# Task item
A single number is the answer here: the count of lines in the records below in which the word "title" appears.

# The data

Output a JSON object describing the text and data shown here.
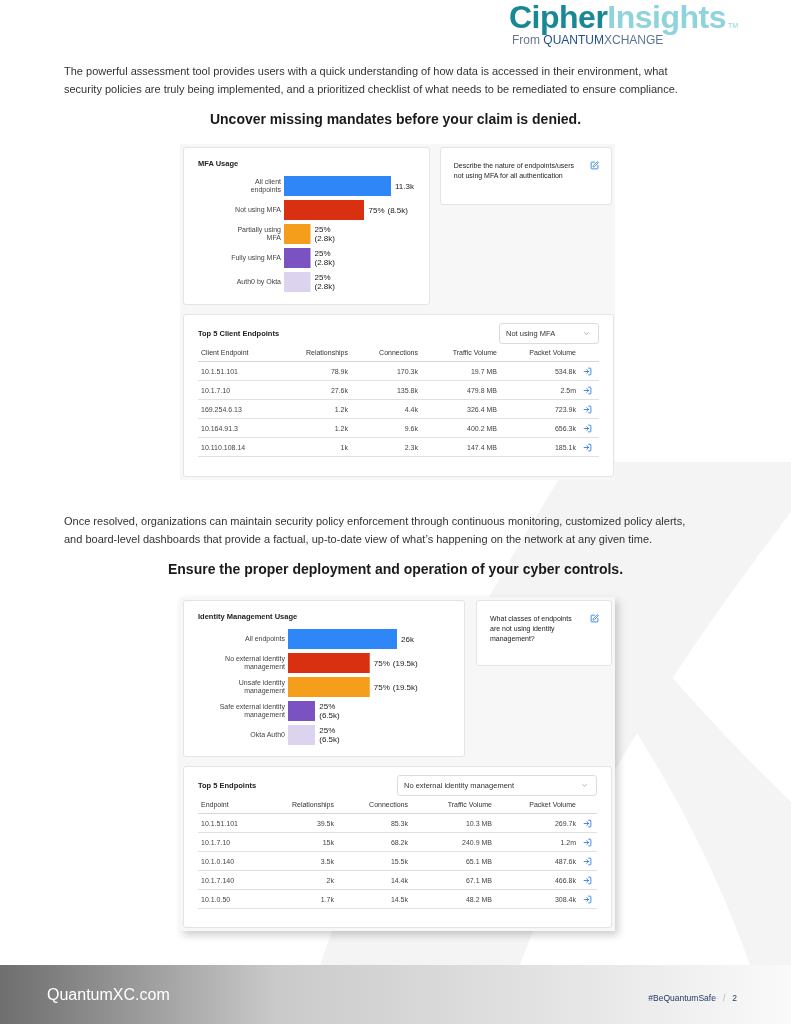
{
  "logo": {
    "name_a": "Cipher",
    "name_b": "Insights",
    "trademark": "TM",
    "tagline_from": "From",
    "tagline_brand_a": "QUANTUM",
    "tagline_brand_b": "XCHANGE"
  },
  "sections": [
    {
      "intro": "The powerful assessment tool provides users with a quick understanding of how data is accessed in their environment, what security policies are truly being implemented, and a prioritized checklist of what needs to be remediated to ensure compliance.",
      "heading": "Uncover missing mandates before your claim is denied.",
      "chart_card": {
        "chart_data": {
          "type": "bar",
          "orientation": "horizontal",
          "title": "MFA Usage",
          "categories": [
            "All client endpoints",
            "Not using MFA",
            "Partially using MFA",
            "Fully using MFA",
            "Auth0 by Okta"
          ],
          "values": [
            11.3,
            8.5,
            2.8,
            2.8,
            2.8
          ],
          "colors": [
            "#2f86f6",
            "#d93012",
            "#f59e1c",
            "#7b52c2",
            "#dcd3ee"
          ],
          "value_labels": [
            "11.3k",
            "(8.5k)",
            "(2.8k)",
            "(2.8k)",
            "(2.8k)"
          ],
          "annotations": [
            "75%",
            "25%",
            "25%",
            "25%"
          ]
        }
      },
      "note_card": {
        "text": "Describe the nature of endpoints/users not using MFA for all authentication"
      },
      "table_card": {
        "title": "Top 5 Client Endpoints",
        "filter": {
          "value": "Not using MFA"
        },
        "columns": [
          "Client Endpoint",
          "Relationships",
          "Connections",
          "Traffic Volume",
          "Packet Volume"
        ],
        "rows": [
          [
            "10.1.51.101",
            "78.9k",
            "170.3k",
            "19.7 MB",
            "534.8k"
          ],
          [
            "10.1.7.10",
            "27.6k",
            "135.8k",
            "479.8 MB",
            "2.5m"
          ],
          [
            "169.254.6.13",
            "1.2k",
            "4.4k",
            "326.4 MB",
            "723.9k"
          ],
          [
            "10.164.91.3",
            "1.2k",
            "9.6k",
            "400.2 MB",
            "656.3k"
          ],
          [
            "10.110.108.14",
            "1k",
            "2.3k",
            "147.4 MB",
            "185.1k"
          ]
        ]
      }
    },
    {
      "intro": "Once resolved, organizations can maintain security policy enforcement through continuous monitoring, customized policy alerts, and board-level dashboards that provide a factual, up-to-date view of what’s happening on the network at any given time.",
      "heading": "Ensure the proper deployment and operation of your cyber controls.",
      "chart_card": {
        "chart_data": {
          "type": "bar",
          "orientation": "horizontal",
          "title": "Identity Management Usage",
          "categories": [
            "All endpoints",
            "No external identity management",
            "Unsafe identity management",
            "Safe external identity management",
            "Okta Auth0"
          ],
          "values": [
            26,
            19.5,
            19.5,
            6.5,
            6.5
          ],
          "colors": [
            "#2f86f6",
            "#d93012",
            "#f59e1c",
            "#7b52c2",
            "#dcd3ee"
          ],
          "value_labels": [
            "26k",
            "(19.5k)",
            "(19.5k)",
            "(6.5k)",
            "(6.5k)"
          ],
          "annotations": [
            "75%",
            "75%",
            "25%",
            "25%"
          ]
        }
      },
      "note_card": {
        "text": "What classes of endpoints are not using identity management?"
      },
      "table_card": {
        "title": "Top 5 Endpoints",
        "filter": {
          "value": "No external identity management"
        },
        "columns": [
          "Endpoint",
          "Relationships",
          "Connections",
          "Traffic Volume",
          "Packet Volume"
        ],
        "rows": [
          [
            "10.1.51.101",
            "39.5k",
            "85.3k",
            "10.3 MB",
            "269.7k"
          ],
          [
            "10.1.7.10",
            "15k",
            "68.2k",
            "240.9 MB",
            "1.2m"
          ],
          [
            "10.1.0.140",
            "3.5k",
            "15.5k",
            "65.1 MB",
            "487.6k"
          ],
          [
            "10.1.7.140",
            "2k",
            "14.4k",
            "67.1 MB",
            "466.8k"
          ],
          [
            "10.1.0.50",
            "1.7k",
            "14.5k",
            "48.2 MB",
            "308.4k"
          ]
        ]
      }
    }
  ],
  "footer": {
    "site": "QuantumXC.com",
    "hashtag": "#BeQuantumSafe",
    "separator": "/",
    "page": "2"
  }
}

# Exercise solution
4